Towpath Trail Closure
Towpath Trail is closed from Mustill Store to Memorial Parkway for riverbank reinforcement. Detours posted. Closure will last 1 - 4 weeks into August. More »
Valley Bridle Trail south of SR 303, across from golf course, is collapsed by river. Hard closure. Plateau Trail Bridge, north of Valley Picnic Area is closed. No detours. Plateau & Oak Hill trails are open. More »
Riverview Road Repaving
Riverview Rd is being repaved from the Cuyahoga-Summit Cty line to Peninsula through Mon, 9/15. Road is open but there are still delays due to construction. Allow extra time. More »

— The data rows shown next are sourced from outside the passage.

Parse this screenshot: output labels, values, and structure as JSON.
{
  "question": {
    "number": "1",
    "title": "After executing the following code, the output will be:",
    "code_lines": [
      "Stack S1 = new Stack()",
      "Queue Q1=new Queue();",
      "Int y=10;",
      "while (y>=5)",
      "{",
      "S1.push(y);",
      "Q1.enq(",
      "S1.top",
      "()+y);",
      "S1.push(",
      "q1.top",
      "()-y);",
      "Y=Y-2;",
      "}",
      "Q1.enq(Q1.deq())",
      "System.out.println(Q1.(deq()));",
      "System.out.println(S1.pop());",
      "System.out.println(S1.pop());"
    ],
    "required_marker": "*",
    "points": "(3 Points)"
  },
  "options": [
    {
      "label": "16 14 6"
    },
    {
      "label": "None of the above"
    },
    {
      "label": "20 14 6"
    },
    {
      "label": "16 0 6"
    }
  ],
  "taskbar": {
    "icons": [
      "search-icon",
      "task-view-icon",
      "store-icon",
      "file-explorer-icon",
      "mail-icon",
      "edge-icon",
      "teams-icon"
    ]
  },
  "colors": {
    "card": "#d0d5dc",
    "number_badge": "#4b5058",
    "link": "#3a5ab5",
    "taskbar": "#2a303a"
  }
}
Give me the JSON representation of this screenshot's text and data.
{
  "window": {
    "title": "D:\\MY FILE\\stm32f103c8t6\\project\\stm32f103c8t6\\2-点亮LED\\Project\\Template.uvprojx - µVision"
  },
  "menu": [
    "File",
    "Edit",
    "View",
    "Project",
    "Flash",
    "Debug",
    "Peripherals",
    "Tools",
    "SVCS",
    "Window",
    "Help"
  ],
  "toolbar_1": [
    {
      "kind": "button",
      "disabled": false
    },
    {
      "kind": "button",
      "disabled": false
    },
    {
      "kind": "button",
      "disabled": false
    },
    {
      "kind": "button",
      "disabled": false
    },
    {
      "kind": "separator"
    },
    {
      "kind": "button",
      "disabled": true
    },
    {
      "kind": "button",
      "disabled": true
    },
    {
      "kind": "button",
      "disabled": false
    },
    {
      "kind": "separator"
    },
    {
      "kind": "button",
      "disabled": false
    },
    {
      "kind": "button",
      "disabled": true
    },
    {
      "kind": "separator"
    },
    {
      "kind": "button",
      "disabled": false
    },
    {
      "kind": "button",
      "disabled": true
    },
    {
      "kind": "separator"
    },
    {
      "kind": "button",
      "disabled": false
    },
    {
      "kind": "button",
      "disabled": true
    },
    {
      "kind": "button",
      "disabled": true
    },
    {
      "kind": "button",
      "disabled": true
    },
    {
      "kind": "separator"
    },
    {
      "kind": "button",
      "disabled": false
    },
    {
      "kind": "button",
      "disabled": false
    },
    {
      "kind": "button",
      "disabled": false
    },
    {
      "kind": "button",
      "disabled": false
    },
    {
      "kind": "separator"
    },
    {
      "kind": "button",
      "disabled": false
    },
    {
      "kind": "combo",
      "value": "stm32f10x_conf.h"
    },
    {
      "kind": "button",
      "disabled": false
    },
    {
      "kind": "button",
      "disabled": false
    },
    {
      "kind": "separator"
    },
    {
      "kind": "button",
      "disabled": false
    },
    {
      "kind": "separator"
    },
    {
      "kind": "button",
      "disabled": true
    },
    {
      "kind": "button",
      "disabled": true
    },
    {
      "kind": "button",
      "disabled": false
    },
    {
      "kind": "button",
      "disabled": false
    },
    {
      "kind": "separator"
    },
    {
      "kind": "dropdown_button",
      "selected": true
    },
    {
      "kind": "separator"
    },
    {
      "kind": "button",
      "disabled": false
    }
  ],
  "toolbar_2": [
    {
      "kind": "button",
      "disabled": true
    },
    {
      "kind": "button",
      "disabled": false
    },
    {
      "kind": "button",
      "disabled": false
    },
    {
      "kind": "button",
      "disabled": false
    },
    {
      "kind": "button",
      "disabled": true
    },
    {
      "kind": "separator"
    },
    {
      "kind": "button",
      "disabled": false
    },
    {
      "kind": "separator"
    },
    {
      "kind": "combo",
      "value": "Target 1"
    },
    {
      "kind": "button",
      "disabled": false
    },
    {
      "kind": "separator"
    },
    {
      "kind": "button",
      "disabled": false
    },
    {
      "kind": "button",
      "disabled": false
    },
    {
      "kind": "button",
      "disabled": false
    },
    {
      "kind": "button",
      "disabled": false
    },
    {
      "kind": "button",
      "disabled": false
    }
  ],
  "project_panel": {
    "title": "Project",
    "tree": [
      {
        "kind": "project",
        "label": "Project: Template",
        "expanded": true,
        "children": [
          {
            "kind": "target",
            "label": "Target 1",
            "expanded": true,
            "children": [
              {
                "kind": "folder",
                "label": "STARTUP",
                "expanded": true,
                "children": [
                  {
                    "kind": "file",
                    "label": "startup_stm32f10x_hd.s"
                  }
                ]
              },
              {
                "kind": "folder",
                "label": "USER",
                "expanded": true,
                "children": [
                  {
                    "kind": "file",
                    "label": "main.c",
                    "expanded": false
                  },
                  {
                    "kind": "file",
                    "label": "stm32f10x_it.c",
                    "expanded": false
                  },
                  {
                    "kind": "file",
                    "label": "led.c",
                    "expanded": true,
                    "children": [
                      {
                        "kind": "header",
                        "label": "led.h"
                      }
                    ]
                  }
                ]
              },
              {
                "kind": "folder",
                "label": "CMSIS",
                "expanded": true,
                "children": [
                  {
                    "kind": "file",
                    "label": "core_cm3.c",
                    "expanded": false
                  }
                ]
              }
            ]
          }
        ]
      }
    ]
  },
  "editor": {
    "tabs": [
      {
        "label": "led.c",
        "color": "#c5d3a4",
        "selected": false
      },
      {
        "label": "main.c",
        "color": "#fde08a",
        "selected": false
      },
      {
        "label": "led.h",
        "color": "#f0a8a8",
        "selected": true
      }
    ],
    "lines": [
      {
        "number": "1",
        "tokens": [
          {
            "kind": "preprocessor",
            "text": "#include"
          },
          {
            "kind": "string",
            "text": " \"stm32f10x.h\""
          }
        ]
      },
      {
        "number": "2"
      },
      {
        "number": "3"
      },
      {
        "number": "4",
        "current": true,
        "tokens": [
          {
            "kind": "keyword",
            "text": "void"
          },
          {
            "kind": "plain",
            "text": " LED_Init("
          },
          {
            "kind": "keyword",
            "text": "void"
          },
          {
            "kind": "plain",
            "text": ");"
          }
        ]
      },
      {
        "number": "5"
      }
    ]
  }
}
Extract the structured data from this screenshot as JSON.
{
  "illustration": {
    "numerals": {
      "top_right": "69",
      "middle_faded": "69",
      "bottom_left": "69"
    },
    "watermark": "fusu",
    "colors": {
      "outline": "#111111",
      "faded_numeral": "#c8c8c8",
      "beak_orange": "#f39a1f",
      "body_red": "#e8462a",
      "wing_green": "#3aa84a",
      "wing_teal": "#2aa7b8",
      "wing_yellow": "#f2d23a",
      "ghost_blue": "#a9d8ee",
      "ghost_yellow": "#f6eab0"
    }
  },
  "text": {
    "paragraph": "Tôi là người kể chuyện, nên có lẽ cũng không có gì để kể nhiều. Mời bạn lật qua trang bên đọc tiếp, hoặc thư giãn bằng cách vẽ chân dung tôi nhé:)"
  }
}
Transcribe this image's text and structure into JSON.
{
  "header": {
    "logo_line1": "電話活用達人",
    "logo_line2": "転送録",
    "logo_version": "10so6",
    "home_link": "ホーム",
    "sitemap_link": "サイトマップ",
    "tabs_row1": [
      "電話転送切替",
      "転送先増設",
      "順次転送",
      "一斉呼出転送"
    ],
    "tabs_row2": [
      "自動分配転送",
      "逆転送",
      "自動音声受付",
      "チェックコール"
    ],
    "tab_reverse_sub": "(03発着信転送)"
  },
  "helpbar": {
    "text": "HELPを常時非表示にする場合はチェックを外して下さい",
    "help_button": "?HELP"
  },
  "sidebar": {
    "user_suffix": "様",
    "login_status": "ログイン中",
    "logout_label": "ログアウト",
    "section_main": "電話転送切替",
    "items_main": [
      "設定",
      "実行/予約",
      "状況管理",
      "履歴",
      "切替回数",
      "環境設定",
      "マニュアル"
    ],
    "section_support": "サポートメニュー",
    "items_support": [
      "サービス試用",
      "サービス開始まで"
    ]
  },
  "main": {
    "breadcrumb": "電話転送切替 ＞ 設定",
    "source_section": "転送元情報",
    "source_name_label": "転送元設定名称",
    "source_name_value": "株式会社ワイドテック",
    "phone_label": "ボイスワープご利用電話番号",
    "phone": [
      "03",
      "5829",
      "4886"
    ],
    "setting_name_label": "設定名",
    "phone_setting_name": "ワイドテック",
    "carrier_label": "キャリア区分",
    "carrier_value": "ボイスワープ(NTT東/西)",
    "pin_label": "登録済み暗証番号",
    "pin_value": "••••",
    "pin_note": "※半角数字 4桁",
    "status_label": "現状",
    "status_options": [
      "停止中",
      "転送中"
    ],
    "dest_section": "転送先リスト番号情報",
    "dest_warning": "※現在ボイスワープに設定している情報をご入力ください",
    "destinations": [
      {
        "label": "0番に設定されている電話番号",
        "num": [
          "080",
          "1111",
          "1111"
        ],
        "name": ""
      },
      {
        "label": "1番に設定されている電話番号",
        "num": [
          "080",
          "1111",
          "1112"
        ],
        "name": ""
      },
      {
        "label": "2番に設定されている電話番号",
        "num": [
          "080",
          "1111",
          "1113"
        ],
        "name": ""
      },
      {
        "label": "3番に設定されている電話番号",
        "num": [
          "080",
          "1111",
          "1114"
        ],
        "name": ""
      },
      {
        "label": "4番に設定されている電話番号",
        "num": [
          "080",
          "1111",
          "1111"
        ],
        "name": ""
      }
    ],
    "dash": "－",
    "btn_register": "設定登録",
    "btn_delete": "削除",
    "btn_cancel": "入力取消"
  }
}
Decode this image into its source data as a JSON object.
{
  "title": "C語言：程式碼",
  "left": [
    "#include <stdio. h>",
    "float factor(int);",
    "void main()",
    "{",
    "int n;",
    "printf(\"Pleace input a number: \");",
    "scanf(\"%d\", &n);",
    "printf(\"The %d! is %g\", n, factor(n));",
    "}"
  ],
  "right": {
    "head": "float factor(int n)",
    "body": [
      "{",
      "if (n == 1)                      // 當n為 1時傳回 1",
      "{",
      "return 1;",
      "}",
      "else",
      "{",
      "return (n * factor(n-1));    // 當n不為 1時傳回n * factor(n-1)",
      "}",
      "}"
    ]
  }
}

While many farmers use the winter to rest, take care of livestock, and plan for the following spring, others are busy selling Christmas trees. Dave Wingenfeld, who manages the Canal Corners Farm and Market in Valley View, extended his growing season into December by adding a Christmas tree operation. The Bishop-Haramis family, of Heritage Farms in Peninsula, similarly introduced Christmas trees as a way to generate winter profit. There are many types of Christmas trees, including blue spruce, Douglas fir, Fraser fir, and Scotch pine.
Trees are also grown for land conservation and for landscaping.
During the 1930s, the Civilian Conservation Corps (CCC) operated a tree nursery in Everett, part of the federal government's reforestation program. They planted evergreens in the Virginia Kendall area and elsewhere.
Eugene Cranz, of Bath, was instrumental in replacing dying American chestnut trees with Chinese evergreens. Beginning his work in the 1920s, Eugene was one of the first men in Ohio to become involved in the reforestation movement. He promoted fencing cattle to keep them out of wooded lots and re-planting trees on land that was once cleared. In honor of his efforts, a variety of nut tree, the Cranz hickory, was named for him. Eugene's trees can still be seen today on the Cranz property near Hale Farm & Village. He planted the evergreen trees which surround the house, as well as many of the trees covering the hill to the east. In 1949, Eugene Cranz's farm in Bath was dedicated as Ohio Tree Farm Number 81, reflecting his concern for forest loss in the state.
In the 1940s, the Boucek family had a house (now the Concasi property) and nursery on SR 82, just west of Chaffee Road. Fred Boucek grew and sold ornamental trees for landscaping and as Christmas trees, and did landscape work himself.
Today, the tradition is continued by Carol and George Haramis sell Christmas trees at Heritage Farms in Peninsula.
Did You Know?
Beaver in Cuyahoga Valley National Park impounded water to create a rich, diverse wetland in an area that was once an automobile junk yard? The area is now home to herons, turtles, amphibians, beavers, muskrats, otters, and many aquatic plants.